    I don't see any big improvement. The Atom still sucks and should only be available in third world countries like how it was intended or be used just for surfing the Internet and light word processing, nothing more.
    -3
  • intelliclint
    The new intergrted graphics should have supported DX 11 or atleast 10 and include play back of h.264 or VC-1 acceleration, as well as 8 pipes. These fetures aren't aimed at gaming but the systems target audience as web browsers, flash, and silverlight are soon going to support graphics acceleration.

    Any idea if the intergrated graphics can be expanded using something like a hybrid or bypass option so nVidia can give us a real chipset?
    9
  • rembo666
    I don't understand all the negative comments. Atom has always been about the cheapest way to get "good enough" performance to run a web browser. No less, no more. If you want to do more than that, buy a platform with a proper super-scalar CPU.
    3
  • dealcorn
    The graphics discussion is accurate, but misses the mark. Ebay says I can buy Zotac ION-ITX-A-U with D330 for $167 versus about $70 for an Intel D945GCLF2D and I speculate that the D510NM will sell volumes at less than $80. Populate one of the PCIe lanes with a Broadcom Crystal HD Enhanced Media Accelerator (under $25) and you get ”a single-stream HD H.264/VC-1/WMV/MPEG-2 video decoder solution capable of full HD real-time decoding supporting Windows XP, Windows® 7 and the Linux® OS environments.” I will add a cheap PCIE tv capture card for analog signals so I need hardware assisted MPEG encoding for my headless HTPC server. Because I care about graphics, the Intel platform looks like a 37% savings out of pocket and daily energy cost savings to boot. Yes, the D510NM is a nothing release except that it blows away the competition in multiple market segments. Some relevant performance and energy use testing might be helpful.
    1
  • dealcorn
    The graphics discussion is accurate, but misses the mark. Ebay says I can buy Zotac ION-ITX-A-U with D330 for $167 versus about $70 for an Intel D945GCLF and I speculate that the D510NM will sell volumes at less than $80. Populate one of the PCIe lanes with a Broadcom Crystal HD Enhanced Media Accelerator (under $25) and you get ”a single-stream HD H.264/VC-1/WMV/MPEG-2 video decoder solution capable of full HD real-time decoding supporting Windows XP, Windows® 7 and the Linux® OS environments.” I will add a cheap PCIE tv capture card for analog signals so I need hardware assisted MPEG encoding for my headless HTPC server. Because I care about graphics, the Intel platform looks like a 37% savings out of pocket and daily energy cost savings to boot. Yes, the D510NM is a nothing release except that it blows away the competition in multiple market segments. Some relevant performance and energy use testing might be helpful.

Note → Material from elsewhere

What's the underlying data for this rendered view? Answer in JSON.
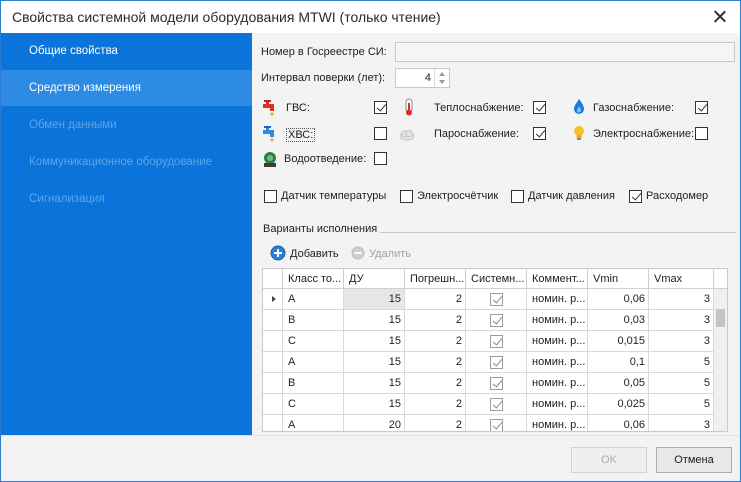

    -5
  • bounty
    The question is what does "good enough" mean to you. A 486 can do word processing and web browsing (with proper OS and software.) It can't really do flash stuff, but neither can Atom + intel chipset. Now where did I leave my Cyrix 5x86?
    2